The next morning at daylight crossed the North Anna and went into position on the left of the Fifth Corps, connecting on the right with Bartlett's brigade, Griffin's division. The First and Third Brigades were sent to the support of General Crawford's division, of the Fifth Corps.
At 8 o'clock on the morning of the 24th moved to the right and front, along the Virginia Central Railroad, destroying it. During the day the division destroyed some 8 miles of the railroad, and at dark went into position on the right of the Second Division of the corps.
At daylight on the 26th the division was detached from the corps, recrossed the North Anna at Jericho Bridge, and moved with the trains to Chesterfield Station; from there by a forced march by night to Hamilton, crossing the Pamunkey River about 11 a. m. on the morning of the 27th, and joined the cavalry under Major-General Sheridan.

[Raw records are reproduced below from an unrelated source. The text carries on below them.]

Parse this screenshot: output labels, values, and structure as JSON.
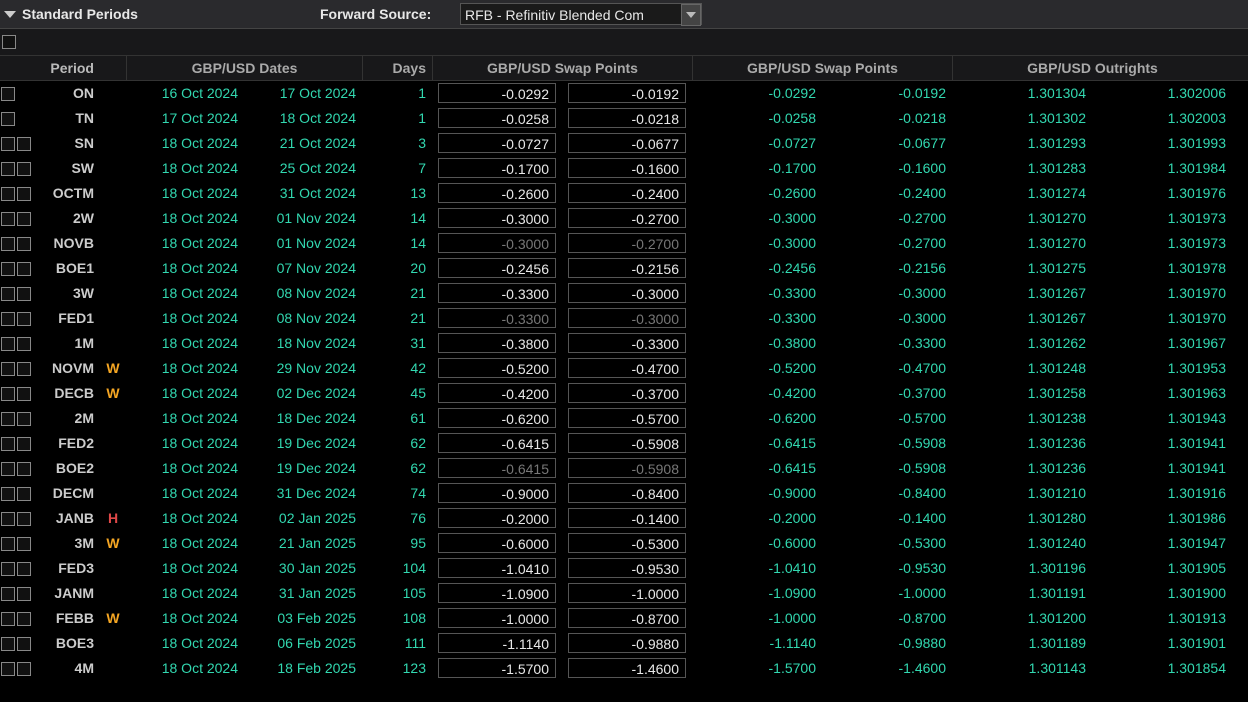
{
  "header": {
    "section_title": "Standard Periods",
    "forward_source_label": "Forward Source:",
    "forward_source_value": "RFB - Refinitiv Blended Com"
  },
  "columns": {
    "period": "Period",
    "dates": "GBP/USD Dates",
    "days": "Days",
    "swap1": "GBP/USD Swap Points",
    "swap2": "GBP/USD Swap Points",
    "outrights": "GBP/USD Outrights"
  },
  "rows": [
    {
      "period": "ON",
      "flag": "",
      "d1": "16 Oct 2024",
      "d2": "17 Oct 2024",
      "days": "1",
      "s1b": "-0.0292",
      "s1a": "-0.0192",
      "dim": false,
      "s2b": "-0.0292",
      "s2a": "-0.0192",
      "ob": "1.301304",
      "oa": "1.302006",
      "chk2": false
    },
    {
      "period": "TN",
      "flag": "",
      "d1": "17 Oct 2024",
      "d2": "18 Oct 2024",
      "days": "1",
      "s1b": "-0.0258",
      "s1a": "-0.0218",
      "dim": false,
      "s2b": "-0.0258",
      "s2a": "-0.0218",
      "ob": "1.301302",
      "oa": "1.302003",
      "chk2": false
    },
    {
      "period": "SN",
      "flag": "",
      "d1": "18 Oct 2024",
      "d2": "21 Oct 2024",
      "days": "3",
      "s1b": "-0.0727",
      "s1a": "-0.0677",
      "dim": false,
      "s2b": "-0.0727",
      "s2a": "-0.0677",
      "ob": "1.301293",
      "oa": "1.301993",
      "chk2": true
    },
    {
      "period": "SW",
      "flag": "",
      "d1": "18 Oct 2024",
      "d2": "25 Oct 2024",
      "days": "7",
      "s1b": "-0.1700",
      "s1a": "-0.1600",
      "dim": false,
      "s2b": "-0.1700",
      "s2a": "-0.1600",
      "ob": "1.301283",
      "oa": "1.301984",
      "chk2": true
    },
    {
      "period": "OCTM",
      "flag": "",
      "d1": "18 Oct 2024",
      "d2": "31 Oct 2024",
      "days": "13",
      "s1b": "-0.2600",
      "s1a": "-0.2400",
      "dim": false,
      "s2b": "-0.2600",
      "s2a": "-0.2400",
      "ob": "1.301274",
      "oa": "1.301976",
      "chk2": true
    },
    {
      "period": "2W",
      "flag": "",
      "d1": "18 Oct 2024",
      "d2": "01 Nov 2024",
      "days": "14",
      "s1b": "-0.3000",
      "s1a": "-0.2700",
      "dim": false,
      "s2b": "-0.3000",
      "s2a": "-0.2700",
      "ob": "1.301270",
      "oa": "1.301973",
      "chk2": true
    },
    {
      "period": "NOVB",
      "flag": "",
      "d1": "18 Oct 2024",
      "d2": "01 Nov 2024",
      "days": "14",
      "s1b": "-0.3000",
      "s1a": "-0.2700",
      "dim": true,
      "s2b": "-0.3000",
      "s2a": "-0.2700",
      "ob": "1.301270",
      "oa": "1.301973",
      "chk2": true
    },
    {
      "period": "BOE1",
      "flag": "",
      "d1": "18 Oct 2024",
      "d2": "07 Nov 2024",
      "days": "20",
      "s1b": "-0.2456",
      "s1a": "-0.2156",
      "dim": false,
      "s2b": "-0.2456",
      "s2a": "-0.2156",
      "ob": "1.301275",
      "oa": "1.301978",
      "chk2": true
    },
    {
      "period": "3W",
      "flag": "",
      "d1": "18 Oct 2024",
      "d2": "08 Nov 2024",
      "days": "21",
      "s1b": "-0.3300",
      "s1a": "-0.3000",
      "dim": false,
      "s2b": "-0.3300",
      "s2a": "-0.3000",
      "ob": "1.301267",
      "oa": "1.301970",
      "chk2": true
    },
    {
      "period": "FED1",
      "flag": "",
      "d1": "18 Oct 2024",
      "d2": "08 Nov 2024",
      "days": "21",
      "s1b": "-0.3300",
      "s1a": "-0.3000",
      "dim": true,
      "s2b": "-0.3300",
      "s2a": "-0.3000",
      "ob": "1.301267",
      "oa": "1.301970",
      "chk2": true
    },
    {
      "period": "1M",
      "flag": "",
      "d1": "18 Oct 2024",
      "d2": "18 Nov 2024",
      "days": "31",
      "s1b": "-0.3800",
      "s1a": "-0.3300",
      "dim": false,
      "s2b": "-0.3800",
      "s2a": "-0.3300",
      "ob": "1.301262",
      "oa": "1.301967",
      "chk2": true
    },
    {
      "period": "NOVM",
      "flag": "W",
      "d1": "18 Oct 2024",
      "d2": "29 Nov 2024",
      "days": "42",
      "s1b": "-0.5200",
      "s1a": "-0.4700",
      "dim": false,
      "s2b": "-0.5200",
      "s2a": "-0.4700",
      "ob": "1.301248",
      "oa": "1.301953",
      "chk2": true
    },
    {
      "period": "DECB",
      "flag": "W",
      "d1": "18 Oct 2024",
      "d2": "02 Dec 2024",
      "days": "45",
      "s1b": "-0.4200",
      "s1a": "-0.3700",
      "dim": false,
      "s2b": "-0.4200",
      "s2a": "-0.3700",
      "ob": "1.301258",
      "oa": "1.301963",
      "chk2": true
    },
    {
      "period": "2M",
      "flag": "",
      "d1": "18 Oct 2024",
      "d2": "18 Dec 2024",
      "days": "61",
      "s1b": "-0.6200",
      "s1a": "-0.5700",
      "dim": false,
      "s2b": "-0.6200",
      "s2a": "-0.5700",
      "ob": "1.301238",
      "oa": "1.301943",
      "chk2": true
    },
    {
      "period": "FED2",
      "flag": "",
      "d1": "18 Oct 2024",
      "d2": "19 Dec 2024",
      "days": "62",
      "s1b": "-0.6415",
      "s1a": "-0.5908",
      "dim": false,
      "s2b": "-0.6415",
      "s2a": "-0.5908",
      "ob": "1.301236",
      "oa": "1.301941",
      "chk2": true
    },
    {
      "period": "BOE2",
      "flag": "",
      "d1": "18 Oct 2024",
      "d2": "19 Dec 2024",
      "days": "62",
      "s1b": "-0.6415",
      "s1a": "-0.5908",
      "dim": true,
      "s2b": "-0.6415",
      "s2a": "-0.5908",
      "ob": "1.301236",
      "oa": "1.301941",
      "chk2": true
    },
    {
      "period": "DECM",
      "flag": "",
      "d1": "18 Oct 2024",
      "d2": "31 Dec 2024",
      "days": "74",
      "s1b": "-0.9000",
      "s1a": "-0.8400",
      "dim": false,
      "s2b": "-0.9000",
      "s2a": "-0.8400",
      "ob": "1.301210",
      "oa": "1.301916",
      "chk2": true
    },
    {
      "period": "JANB",
      "flag": "H",
      "d1": "18 Oct 2024",
      "d2": "02 Jan 2025",
      "days": "76",
      "s1b": "-0.2000",
      "s1a": "-0.1400",
      "dim": false,
      "s2b": "-0.2000",
      "s2a": "-0.1400",
      "ob": "1.301280",
      "oa": "1.301986",
      "chk2": true
    },
    {
      "period": "3M",
      "flag": "W",
      "d1": "18 Oct 2024",
      "d2": "21 Jan 2025",
      "days": "95",
      "s1b": "-0.6000",
      "s1a": "-0.5300",
      "dim": false,
      "s2b": "-0.6000",
      "s2a": "-0.5300",
      "ob": "1.301240",
      "oa": "1.301947",
      "chk2": true
    },
    {
      "period": "FED3",
      "flag": "",
      "d1": "18 Oct 2024",
      "d2": "30 Jan 2025",
      "days": "104",
      "s1b": "-1.0410",
      "s1a": "-0.9530",
      "dim": false,
      "s2b": "-1.0410",
      "s2a": "-0.9530",
      "ob": "1.301196",
      "oa": "1.301905",
      "chk2": true
    },
    {
      "period": "JANM",
      "flag": "",
      "d1": "18 Oct 2024",
      "d2": "31 Jan 2025",
      "days": "105",
      "s1b": "-1.0900",
      "s1a": "-1.0000",
      "dim": false,
      "s2b": "-1.0900",
      "s2a": "-1.0000",
      "ob": "1.301191",
      "oa": "1.301900",
      "chk2": true
    },
    {
      "period": "FEBB",
      "flag": "W",
      "d1": "18 Oct 2024",
      "d2": "03 Feb 2025",
      "days": "108",
      "s1b": "-1.0000",
      "s1a": "-0.8700",
      "dim": false,
      "s2b": "-1.0000",
      "s2a": "-0.8700",
      "ob": "1.301200",
      "oa": "1.301913",
      "chk2": true
    },
    {
      "period": "BOE3",
      "flag": "",
      "d1": "18 Oct 2024",
      "d2": "06 Feb 2025",
      "days": "111",
      "s1b": "-1.1140",
      "s1a": "-0.9880",
      "dim": false,
      "s2b": "-1.1140",
      "s2a": "-0.9880",
      "ob": "1.301189",
      "oa": "1.301901",
      "chk2": true
    },
    {
      "period": "4M",
      "flag": "",
      "d1": "18 Oct 2024",
      "d2": "18 Feb 2025",
      "days": "123",
      "s1b": "-1.5700",
      "s1a": "-1.4600",
      "dim": false,
      "s2b": "-1.5700",
      "s2a": "-1.4600",
      "ob": "1.301143",
      "oa": "1.301854",
      "chk2": true
    }
  ]
}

On the 28th moved a forward 3 miles, and massed in rear of the established line as a reserve. On Saturday, the 29th, the division was sent on a reconnaissance to Hanover Court-House, at which place we arrived late in the afternoon, having met with little or no opposition from the enemy's cavalry. During the night the Second Division joined us. On the 30th moved south some 6 miles, and late in the day went into position on the right of the Third Division, not far from, and facing, Atlee's Station. On the 31st some unimportant changes in position were made, and our pickets were engaged somewhat with the enemy, but no attack was made. On the night of the 31st moved to Cold Harbor, where we arrived about noon on the following day; went into position across the Gaines' Mill road, some 12 miles east of Richmond. At 5 o'clock, the Third Division having joined on our right, the Second Division on the left, an assault was made on the lines of the enemy, who had during the day thrown up strong pits and works. The formation of the division was as follows: From left to right, Fourth Brigade, First Brigade, Third Brigade, Second Brigade, all in two lines; the last moved forward most gallantly; those on the right of the road through thick wood; those on the left over an open plain for a half mile, under a terrible artillery fire, and, as they neared the breast-works of the enemy, received a terrific musketry fire, which prevented farther advance, excepting the extreme right of the line, which advanced to the enemy's works, capturing some prisoners; these were subsequently withdrawn. Works were constructed during the night, behind which the troops lay posted till the morning of the 3rd, when another advance was ordered and attempted along the whole line; but little ground was gained, however, and other works were immediately thrown up under sharp and deadly mus-